Collection entries

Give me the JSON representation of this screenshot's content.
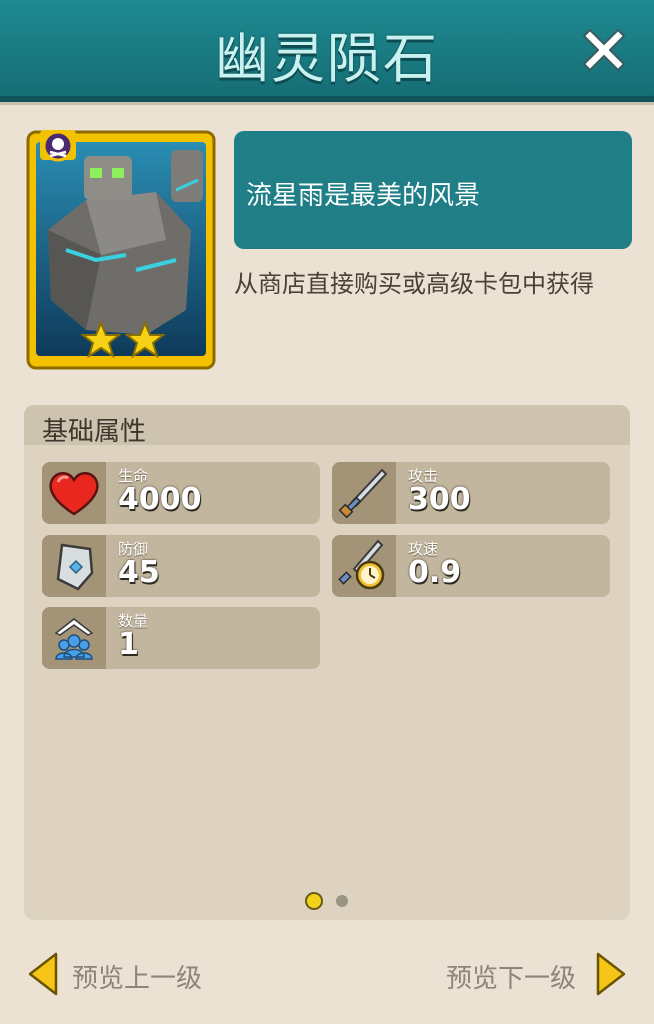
{
  "header": {
    "title": "幽灵陨石"
  },
  "card": {
    "stars": 2
  },
  "description": "流星雨是最美的风景",
  "source_text": "从商店直接购买或高级卡包中获得",
  "attributes": {
    "section_title": "基础属性",
    "stats": [
      {
        "label": "生命",
        "value": "4000",
        "icon": "heart-icon"
      },
      {
        "label": "攻击",
        "value": "300",
        "icon": "sword-icon"
      },
      {
        "label": "防御",
        "value": "45",
        "icon": "shield-icon"
      },
      {
        "label": "攻速",
        "value": "0.9",
        "icon": "attack-speed-icon"
      },
      {
        "label": "数量",
        "value": "1",
        "icon": "unit-count-icon"
      }
    ]
  },
  "pagination": {
    "current": 1,
    "total": 2
  },
  "nav": {
    "prev_label": "预览上一级",
    "next_label": "预览下一级"
  },
  "colors": {
    "header": "#1f8a92",
    "desc_box": "#1f7e86",
    "card_frame": "#f2c200",
    "panel": "#ebe2d3"
  }
}
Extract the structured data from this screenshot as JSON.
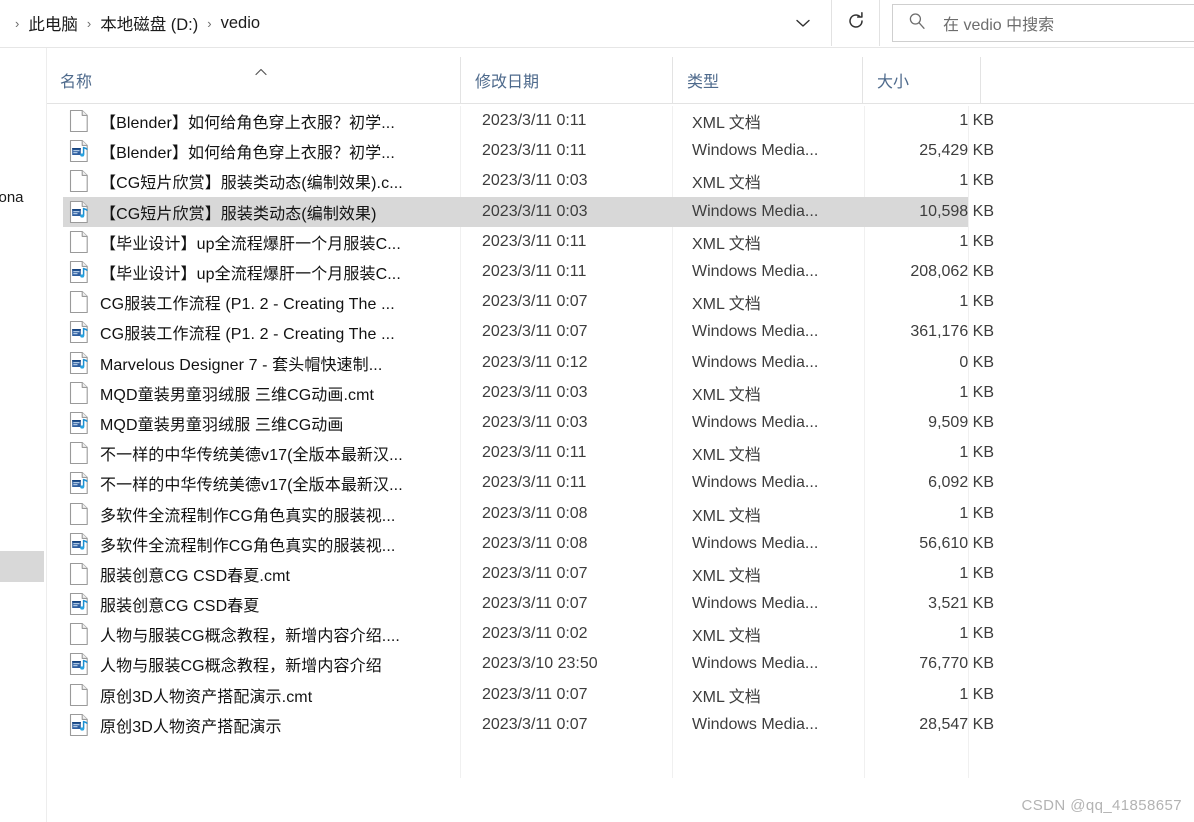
{
  "window": {
    "title": "vedio"
  },
  "address_bar": {
    "breadcrumb": [
      {
        "label": "此电脑"
      },
      {
        "label": "本地磁盘 (D:)"
      },
      {
        "label": "vedio"
      }
    ],
    "separator": "›",
    "dropdown_icon": "chevron-down-icon",
    "refresh_icon": "refresh-icon",
    "search": {
      "icon": "search-icon",
      "placeholder": "在 vedio 中搜索",
      "value": ""
    }
  },
  "columns": {
    "name": "名称",
    "date": "修改日期",
    "type": "类型",
    "size": "大小",
    "sort": {
      "column": "名称",
      "direction": "asc",
      "icon": "caret-up-icon"
    }
  },
  "left_pane": {
    "clipped_label": "rsona",
    "selected_item_color": "#d8d8d8"
  },
  "colors": {
    "selection": "#d8d8d8",
    "header_text": "#4e6a8c",
    "grid": "#e3e3e3",
    "watermark": "#b3b3b3"
  },
  "icons": {
    "xml": "xml-document-icon",
    "wmv": "windows-media-file-icon"
  },
  "files": [
    {
      "icon": "xml",
      "name": "【Blender】如何给角色穿上衣服？初学...",
      "date": "2023/3/11 0:11",
      "type": "XML 文档",
      "size": "1 KB",
      "selected": false
    },
    {
      "icon": "wmv",
      "name": "【Blender】如何给角色穿上衣服？初学...",
      "date": "2023/3/11 0:11",
      "type": "Windows Media...",
      "size": "25,429 KB",
      "selected": false
    },
    {
      "icon": "xml",
      "name": "【CG短片欣赏】服装类动态(编制效果).c...",
      "date": "2023/3/11 0:03",
      "type": "XML 文档",
      "size": "1 KB",
      "selected": false
    },
    {
      "icon": "wmv",
      "name": "【CG短片欣赏】服装类动态(编制效果)",
      "date": "2023/3/11 0:03",
      "type": "Windows Media...",
      "size": "10,598 KB",
      "selected": true
    },
    {
      "icon": "xml",
      "name": "【毕业设计】up全流程爆肝一个月服装C...",
      "date": "2023/3/11 0:11",
      "type": "XML 文档",
      "size": "1 KB",
      "selected": false
    },
    {
      "icon": "wmv",
      "name": "【毕业设计】up全流程爆肝一个月服装C...",
      "date": "2023/3/11 0:11",
      "type": "Windows Media...",
      "size": "208,062 KB",
      "selected": false
    },
    {
      "icon": "xml",
      "name": "CG服装工作流程 (P1. 2 - Creating The ...",
      "date": "2023/3/11 0:07",
      "type": "XML 文档",
      "size": "1 KB",
      "selected": false
    },
    {
      "icon": "wmv",
      "name": "CG服装工作流程 (P1. 2 - Creating The ...",
      "date": "2023/3/11 0:07",
      "type": "Windows Media...",
      "size": "361,176 KB",
      "selected": false
    },
    {
      "icon": "wmv",
      "name": "Marvelous Designer 7 - 套头帽快速制...",
      "date": "2023/3/11 0:12",
      "type": "Windows Media...",
      "size": "0 KB",
      "selected": false
    },
    {
      "icon": "xml",
      "name": "MQD童装男童羽绒服 三维CG动画.cmt",
      "date": "2023/3/11 0:03",
      "type": "XML 文档",
      "size": "1 KB",
      "selected": false
    },
    {
      "icon": "wmv",
      "name": "MQD童装男童羽绒服 三维CG动画",
      "date": "2023/3/11 0:03",
      "type": "Windows Media...",
      "size": "9,509 KB",
      "selected": false
    },
    {
      "icon": "xml",
      "name": "不一样的中华传统美德v17(全版本最新汉...",
      "date": "2023/3/11 0:11",
      "type": "XML 文档",
      "size": "1 KB",
      "selected": false
    },
    {
      "icon": "wmv",
      "name": "不一样的中华传统美德v17(全版本最新汉...",
      "date": "2023/3/11 0:11",
      "type": "Windows Media...",
      "size": "6,092 KB",
      "selected": false
    },
    {
      "icon": "xml",
      "name": "多软件全流程制作CG角色真实的服装视...",
      "date": "2023/3/11 0:08",
      "type": "XML 文档",
      "size": "1 KB",
      "selected": false
    },
    {
      "icon": "wmv",
      "name": "多软件全流程制作CG角色真实的服装视...",
      "date": "2023/3/11 0:08",
      "type": "Windows Media...",
      "size": "56,610 KB",
      "selected": false
    },
    {
      "icon": "xml",
      "name": "服装创意CG CSD春夏.cmt",
      "date": "2023/3/11 0:07",
      "type": "XML 文档",
      "size": "1 KB",
      "selected": false
    },
    {
      "icon": "wmv",
      "name": "服装创意CG CSD春夏",
      "date": "2023/3/11 0:07",
      "type": "Windows Media...",
      "size": "3,521 KB",
      "selected": false
    },
    {
      "icon": "xml",
      "name": "人物与服装CG概念教程，新增内容介绍....",
      "date": "2023/3/11 0:02",
      "type": "XML 文档",
      "size": "1 KB",
      "selected": false
    },
    {
      "icon": "wmv",
      "name": "人物与服装CG概念教程，新增内容介绍",
      "date": "2023/3/10 23:50",
      "type": "Windows Media...",
      "size": "76,770 KB",
      "selected": false
    },
    {
      "icon": "xml",
      "name": "原创3D人物资产搭配演示.cmt",
      "date": "2023/3/11 0:07",
      "type": "XML 文档",
      "size": "1 KB",
      "selected": false
    },
    {
      "icon": "wmv",
      "name": "原创3D人物资产搭配演示",
      "date": "2023/3/11 0:07",
      "type": "Windows Media...",
      "size": "28,547 KB",
      "selected": false
    }
  ],
  "watermark": "CSDN @qq_41858657"
}
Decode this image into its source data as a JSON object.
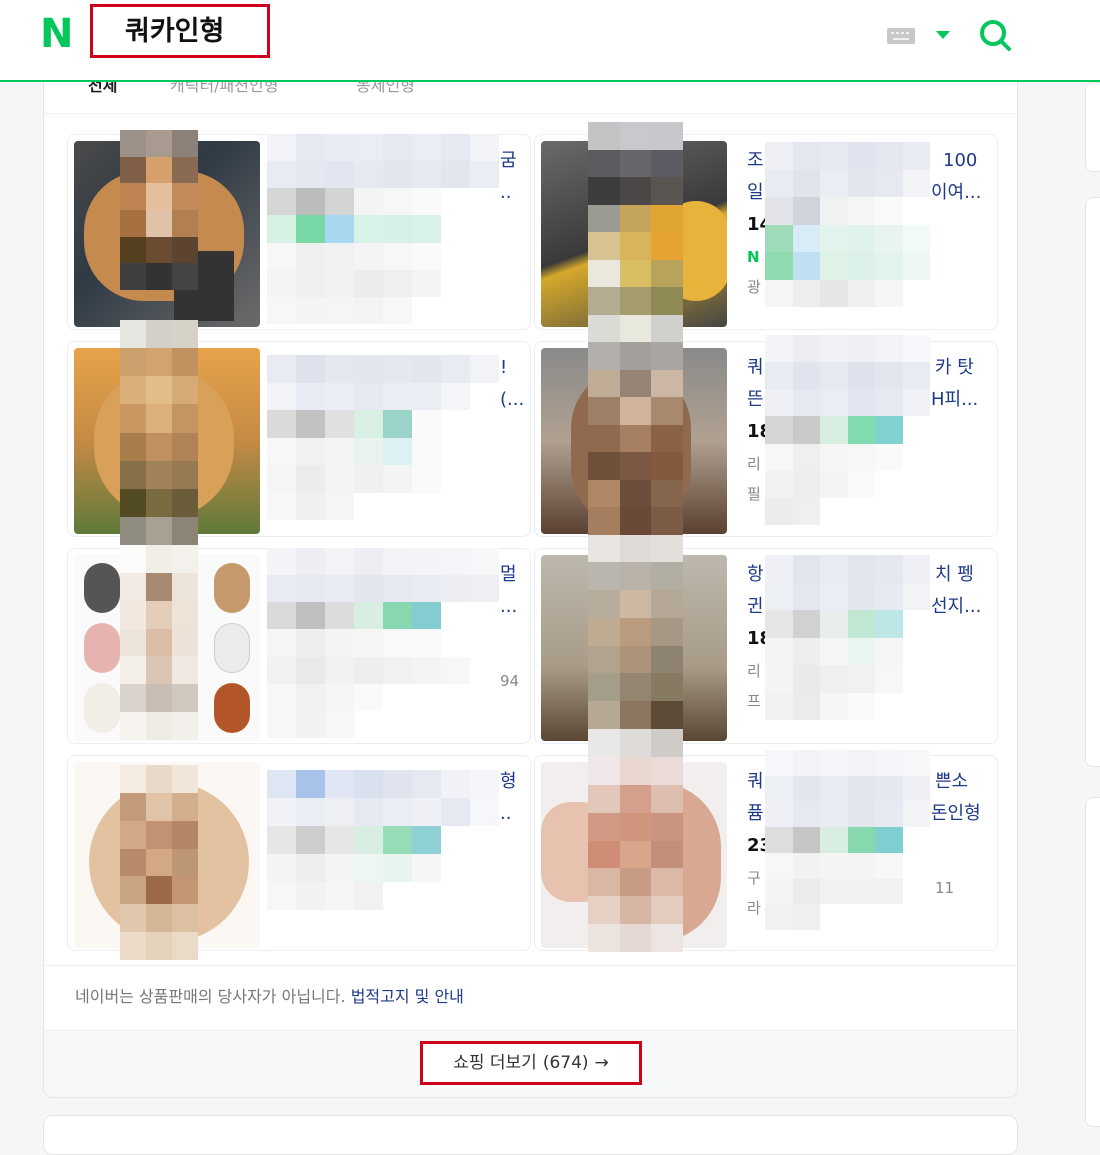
{
  "search": {
    "query": "쿼카인형"
  },
  "header": {
    "logo": "N"
  },
  "tabs": [
    {
      "label": "전체",
      "active": true
    },
    {
      "label": "캐릭터/패션인형",
      "active": false
    },
    {
      "label": "봉제인형",
      "active": false
    }
  ],
  "products": [
    {
      "line1": "",
      "line2": "",
      "line3": "",
      "line4": "",
      "line5": "",
      "visible_fragment1": "굼",
      "visible_fragment2": ".."
    },
    {
      "line1": "조",
      "line2": "일",
      "line3": "14",
      "line4": "N",
      "line5": "광",
      "visible_fragment1": "100",
      "visible_fragment2": "이여..."
    },
    {
      "line1": "",
      "line2": "",
      "line3": "",
      "line4": "",
      "line5": "",
      "visible_fragment1": "!",
      "visible_fragment2": "(..."
    },
    {
      "line1": "쿼",
      "line2": "뜬",
      "line3": "18",
      "line4": "리",
      "line5": "필",
      "visible_fragment1": "카 탓",
      "visible_fragment2": "H피..."
    },
    {
      "line1": "",
      "line2": "",
      "line3": "",
      "line4": "",
      "line5": "",
      "visible_fragment1": "멀",
      "visible_fragment2": "...",
      "visible_fragment3": "94"
    },
    {
      "line1": "항",
      "line2": "귄",
      "line3": "18",
      "line4": "리",
      "line5": "프",
      "visible_fragment1": "치 펭",
      "visible_fragment2": "선지..."
    },
    {
      "line1": "",
      "line2": "",
      "line3": "",
      "line4": "",
      "line5": "",
      "visible_fragment1": "형",
      "visible_fragment2": ".."
    },
    {
      "line1": "쿼",
      "line2": "퓸",
      "line3": "23",
      "line4": "구",
      "line5": "라",
      "visible_fragment1": "쁜소",
      "visible_fragment2": "돈인형",
      "visible_fragment3": "11"
    }
  ],
  "notice": {
    "text": "네이버는 상품판매의 당사자가 아닙니다.",
    "link": "법적고지 및 안내"
  },
  "more_button": {
    "label": "쇼핑 더보기",
    "count": "(674)",
    "arrow": "→"
  },
  "icons": {
    "keyboard": "keyboard-icon",
    "dropdown": "triangle-down-icon",
    "search": "search-icon"
  },
  "colors": {
    "brand": "#03c75a",
    "highlight": "#d0021b",
    "link": "#1e3a8a"
  }
}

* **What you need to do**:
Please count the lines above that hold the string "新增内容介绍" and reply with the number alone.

* **Solution to the exercise**:
2